**BRIEF**
Output every record below exactly as it appears.

**EXTRACTED INFORMATION**
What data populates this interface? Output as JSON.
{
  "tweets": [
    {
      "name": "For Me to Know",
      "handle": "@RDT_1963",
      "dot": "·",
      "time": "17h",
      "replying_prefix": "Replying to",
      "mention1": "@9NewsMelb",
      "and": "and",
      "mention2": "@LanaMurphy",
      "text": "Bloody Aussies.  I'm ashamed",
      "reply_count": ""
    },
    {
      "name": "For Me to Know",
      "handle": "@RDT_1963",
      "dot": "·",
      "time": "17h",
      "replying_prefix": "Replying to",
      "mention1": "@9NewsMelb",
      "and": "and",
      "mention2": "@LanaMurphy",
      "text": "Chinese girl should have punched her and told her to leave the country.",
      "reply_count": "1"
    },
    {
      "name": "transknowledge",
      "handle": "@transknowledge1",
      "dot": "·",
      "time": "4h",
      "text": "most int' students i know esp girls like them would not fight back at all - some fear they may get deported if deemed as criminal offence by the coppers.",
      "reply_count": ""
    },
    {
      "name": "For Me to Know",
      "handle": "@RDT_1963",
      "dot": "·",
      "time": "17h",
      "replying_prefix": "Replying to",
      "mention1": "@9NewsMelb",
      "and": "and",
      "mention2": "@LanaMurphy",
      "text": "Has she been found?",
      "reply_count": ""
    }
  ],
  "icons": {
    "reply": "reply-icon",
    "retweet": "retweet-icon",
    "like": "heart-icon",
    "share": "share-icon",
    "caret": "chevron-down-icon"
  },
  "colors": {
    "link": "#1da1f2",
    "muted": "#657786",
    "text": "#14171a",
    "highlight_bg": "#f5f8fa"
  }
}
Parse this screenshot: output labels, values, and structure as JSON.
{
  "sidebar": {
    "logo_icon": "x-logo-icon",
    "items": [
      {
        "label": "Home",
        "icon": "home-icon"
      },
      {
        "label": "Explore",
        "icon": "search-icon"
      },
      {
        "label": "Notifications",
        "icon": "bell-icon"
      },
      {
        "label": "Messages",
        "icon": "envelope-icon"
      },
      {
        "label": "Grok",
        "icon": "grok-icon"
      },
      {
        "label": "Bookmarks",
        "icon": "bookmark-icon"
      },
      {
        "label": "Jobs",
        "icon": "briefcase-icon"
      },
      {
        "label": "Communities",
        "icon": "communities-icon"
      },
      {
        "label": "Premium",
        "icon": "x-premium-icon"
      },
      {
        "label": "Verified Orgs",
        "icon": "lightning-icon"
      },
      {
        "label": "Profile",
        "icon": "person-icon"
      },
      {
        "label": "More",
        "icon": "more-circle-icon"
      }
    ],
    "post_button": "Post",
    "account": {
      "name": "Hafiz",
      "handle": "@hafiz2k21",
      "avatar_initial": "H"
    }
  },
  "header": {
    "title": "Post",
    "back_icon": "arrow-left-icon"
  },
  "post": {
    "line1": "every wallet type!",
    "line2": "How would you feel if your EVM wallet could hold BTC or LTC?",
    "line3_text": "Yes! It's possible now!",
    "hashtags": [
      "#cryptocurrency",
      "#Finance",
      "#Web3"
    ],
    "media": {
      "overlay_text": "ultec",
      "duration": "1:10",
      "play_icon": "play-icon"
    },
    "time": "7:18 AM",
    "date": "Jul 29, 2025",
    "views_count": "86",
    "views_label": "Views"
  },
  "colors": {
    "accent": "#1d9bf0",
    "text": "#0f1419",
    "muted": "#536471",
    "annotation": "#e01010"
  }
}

**ANSWER BELOW**
What data populates this interface? Output as JSON.
{
  "tweets": [
    {
      "name": "For Me to Know",
      "handle": "@RDT_1963",
      "dot": "·",
      "time": "17h",
      "replying_prefix": "Replying to",
      "mention1": "@9NewsMelb",
      "and": "and",
      "mention2": "@LanaMurphy",
      "text": "Bloody Aussies.  I'm ashamed",
      "reply_count": ""
    },
    {
      "name": "For Me to Know",
      "handle": "@RDT_1963",
      "dot": "·",
      "time": "17h",
      "replying_prefix": "Replying to",
      "mention1": "@9NewsMelb",
      "and": "and",
      "mention2": "@LanaMurphy",
      "text": "Chinese girl should have punched her and told her to leave the country.",
      "reply_count": "1"
    },
    {
      "name": "transknowledge",
      "handle": "@transknowledge1",
      "dot": "·",
      "time": "4h",
      "text": "most int' students i know esp girls like them would not fight back at all - some fear they may get deported if deemed as criminal offence by the coppers.",
      "reply_count": ""
    },
    {
      "name": "For Me to Know",
      "handle": "@RDT_1963",
      "dot": "·",
      "time": "17h",
      "replying_prefix": "Replying to",
      "mention1": "@9NewsMelb",
      "and": "and",
      "mention2": "@LanaMurphy",
      "text": "Has she been found?",
      "reply_count": ""
    }
  ],
  "icons": {
    "reply": "reply-icon",
    "retweet": "retweet-icon",
    "like": "heart-icon",
    "share": "share-icon",
    "caret": "chevron-down-icon"
  },
  "colors": {
    "link": "#1da1f2",
    "muted": "#657786",
    "text": "#14171a",
    "highlight_bg": "#f5f8fa"
  }
}
Parse this screenshot: output labels, values, and structure as JSON.
{
  "sidebar": {
    "logo_icon": "x-logo-icon",
    "items": [
      {
        "label": "Home",
        "icon": "home-icon"
      },
      {
        "label": "Explore",
        "icon": "search-icon"
      },
      {
        "label": "Notifications",
        "icon": "bell-icon"
      },
      {
        "label": "Messages",
        "icon": "envelope-icon"
      },
      {
        "label": "Grok",
        "icon": "grok-icon"
      },
      {
        "label": "Bookmarks",
        "icon": "bookmark-icon"
      },
      {
        "label": "Jobs",
        "icon": "briefcase-icon"
      },
      {
        "label": "Communities",
        "icon": "communities-icon"
      },
      {
        "label": "Premium",
        "icon": "x-premium-icon"
      },
      {
        "label": "Verified Orgs",
        "icon": "lightning-icon"
      },
      {
        "label": "Profile",
        "icon": "person-icon"
      },
      {
        "label": "More",
        "icon": "more-circle-icon"
      }
    ],
    "post_button": "Post",
    "account": {
      "name": "Hafiz",
      "handle": "@hafiz2k21",
      "avatar_initial": "H"
    }
  },
  "header": {
    "title": "Post",
    "back_icon": "arrow-left-icon"
  },
  "post": {
    "line1": "every wallet type!",
    "line2": "How would you feel if your EVM wallet could hold BTC or LTC?",
    "line3_text": "Yes! It's possible now!",
    "hashtags": [
      "#cryptocurrency",
      "#Finance",
      "#Web3"
    ],
    "media": {
      "overlay_text": "ultec",
      "duration": "1:10",
      "play_icon": "play-icon"
    },
    "time": "7:18 AM",
    "date": "Jul 29, 2025",
    "views_count": "86",
    "views_label": "Views"
  },
  "colors": {
    "accent": "#1d9bf0",
    "text": "#0f1419",
    "muted": "#536471",
    "annotation": "#e01010"
  }
}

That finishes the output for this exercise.